Lawsuit: Police Officers’ Right to Work


A press release sent out yesterday by Gio Cicione, chairman of the Stephen Hopkins Center for Civil Rights seems like an important development:

Five part-time police officers in Westerly, RI, have filed a Civil Rights lawsuit against the Town of Westerly, several town officials, and International Brotherhood of Police Officers Local 503 in U.S. District Court.

The plaintiffs are receiving free legal aid from the National Right to Work Foundation and lead local counsel is being provided by the Stephen Hopkins Center for Civil Rights.

Thomas Cimalore, Anthony Falcone, Scott Ferrigno, Darrell Koza, and Raymond Morrone brought the suit and seek declaratory, injunctive, and monetary relief because a portion of every paycheck (at a rate of $5 an hour, or 13% of their pay) is being confiscated by the town and paid directly to Local 503.

The lawsuit alleges that the plaintiffs’ First, Fifth, and Fourteenth Amendment rights (and other state labor and whistle blower protection statues) are violated when they are forced, as a condition of employment, to financially support Local 503 despite not being members, receiving no benefits from the union, and never authorizing or requesting that the town withhold a portion of their paycheck and distribute those funds to Local 503.

The complaint alleges attempts by the Town to stifle their objections, retaliate by diminishing hours and pay, and forcing at least one officer out completely.

“The union bosses and the bureaucrats have worked in concert to take money directly from these hardworking part-time police officers in order to subsidize the union,” said Giovanni D. Cicione, Chairman of the Stephen Hopkins Center for Civil Rights and lead counsel on the cases.

“The unions can’t afford to keep the empty promises they’ve made to their workers – we’ve seen this throughout Rhode Island with non-existent pension funds, economic stagnation, and fleeing businesses,” continued Cicione.  “It’s time someone really stood up for the workers who are the backbone of our communities and our economies – the union bosses seem to have forgotten how to do that, but the Hopkins Center is happy to step in and defend what’s right.”

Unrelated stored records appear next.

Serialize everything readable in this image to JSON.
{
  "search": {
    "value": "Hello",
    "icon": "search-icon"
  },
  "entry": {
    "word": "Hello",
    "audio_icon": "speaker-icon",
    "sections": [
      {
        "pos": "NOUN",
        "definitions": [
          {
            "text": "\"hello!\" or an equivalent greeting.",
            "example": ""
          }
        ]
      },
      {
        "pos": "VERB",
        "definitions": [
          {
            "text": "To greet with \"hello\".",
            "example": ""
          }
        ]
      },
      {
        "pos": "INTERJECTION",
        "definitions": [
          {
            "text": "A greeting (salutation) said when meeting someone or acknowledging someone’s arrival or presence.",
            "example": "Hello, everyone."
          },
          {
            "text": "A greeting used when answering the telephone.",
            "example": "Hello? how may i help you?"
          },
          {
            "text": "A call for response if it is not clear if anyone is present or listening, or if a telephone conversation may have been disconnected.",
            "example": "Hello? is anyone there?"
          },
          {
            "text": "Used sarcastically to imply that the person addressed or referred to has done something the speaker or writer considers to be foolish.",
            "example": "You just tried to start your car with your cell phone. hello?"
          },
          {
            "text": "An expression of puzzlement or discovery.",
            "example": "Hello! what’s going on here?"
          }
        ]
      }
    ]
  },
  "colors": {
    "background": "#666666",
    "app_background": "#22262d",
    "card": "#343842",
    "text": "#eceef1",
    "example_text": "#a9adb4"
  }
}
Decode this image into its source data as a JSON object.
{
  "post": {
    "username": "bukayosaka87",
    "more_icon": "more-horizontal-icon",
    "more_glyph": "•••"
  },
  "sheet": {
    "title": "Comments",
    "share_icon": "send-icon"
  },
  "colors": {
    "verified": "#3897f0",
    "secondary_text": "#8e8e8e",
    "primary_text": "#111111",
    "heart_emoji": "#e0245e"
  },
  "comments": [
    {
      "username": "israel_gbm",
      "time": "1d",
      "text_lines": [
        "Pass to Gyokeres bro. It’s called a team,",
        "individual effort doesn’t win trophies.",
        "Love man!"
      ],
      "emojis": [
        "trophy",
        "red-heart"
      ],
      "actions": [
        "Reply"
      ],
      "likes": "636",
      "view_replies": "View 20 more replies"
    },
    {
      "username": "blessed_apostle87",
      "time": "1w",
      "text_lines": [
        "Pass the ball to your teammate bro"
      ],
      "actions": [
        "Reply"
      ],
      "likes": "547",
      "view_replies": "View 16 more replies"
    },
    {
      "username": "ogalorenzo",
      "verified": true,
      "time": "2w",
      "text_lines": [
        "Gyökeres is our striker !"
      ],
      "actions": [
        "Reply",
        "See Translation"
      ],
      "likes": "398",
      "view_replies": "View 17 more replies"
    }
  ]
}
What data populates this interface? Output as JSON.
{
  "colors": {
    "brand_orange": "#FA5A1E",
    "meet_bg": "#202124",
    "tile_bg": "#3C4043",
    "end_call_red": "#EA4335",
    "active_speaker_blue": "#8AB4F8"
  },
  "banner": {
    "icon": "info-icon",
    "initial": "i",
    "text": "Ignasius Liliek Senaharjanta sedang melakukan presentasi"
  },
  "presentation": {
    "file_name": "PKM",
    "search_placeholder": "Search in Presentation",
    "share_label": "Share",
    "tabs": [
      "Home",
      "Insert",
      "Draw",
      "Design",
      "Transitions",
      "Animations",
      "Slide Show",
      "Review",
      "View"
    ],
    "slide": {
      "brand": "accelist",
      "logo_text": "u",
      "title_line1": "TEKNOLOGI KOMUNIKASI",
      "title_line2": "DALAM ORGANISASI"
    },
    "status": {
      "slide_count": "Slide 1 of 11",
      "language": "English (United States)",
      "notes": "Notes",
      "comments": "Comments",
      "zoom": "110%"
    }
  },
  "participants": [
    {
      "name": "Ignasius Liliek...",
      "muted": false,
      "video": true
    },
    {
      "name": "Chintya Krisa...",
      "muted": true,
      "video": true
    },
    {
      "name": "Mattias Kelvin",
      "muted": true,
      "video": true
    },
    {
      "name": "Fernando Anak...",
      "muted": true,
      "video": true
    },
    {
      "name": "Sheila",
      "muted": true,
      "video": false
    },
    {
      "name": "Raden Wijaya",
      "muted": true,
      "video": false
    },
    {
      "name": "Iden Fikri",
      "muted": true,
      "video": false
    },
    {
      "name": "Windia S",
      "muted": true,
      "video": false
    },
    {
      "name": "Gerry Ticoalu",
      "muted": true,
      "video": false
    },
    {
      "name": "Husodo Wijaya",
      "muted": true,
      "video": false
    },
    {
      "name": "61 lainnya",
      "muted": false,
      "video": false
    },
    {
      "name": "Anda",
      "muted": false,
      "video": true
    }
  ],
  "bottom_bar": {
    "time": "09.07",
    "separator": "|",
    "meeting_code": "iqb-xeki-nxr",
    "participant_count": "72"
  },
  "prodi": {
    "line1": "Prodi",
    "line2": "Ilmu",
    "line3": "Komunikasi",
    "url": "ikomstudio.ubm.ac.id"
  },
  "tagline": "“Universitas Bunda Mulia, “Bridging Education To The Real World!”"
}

Labor unions are part of the Rhode Island establishment that seems to believe that nothing should be allowed to happen in the state with their explicit or implied consent.  That’s not freedom, and it’s not good for Rhode Islanders.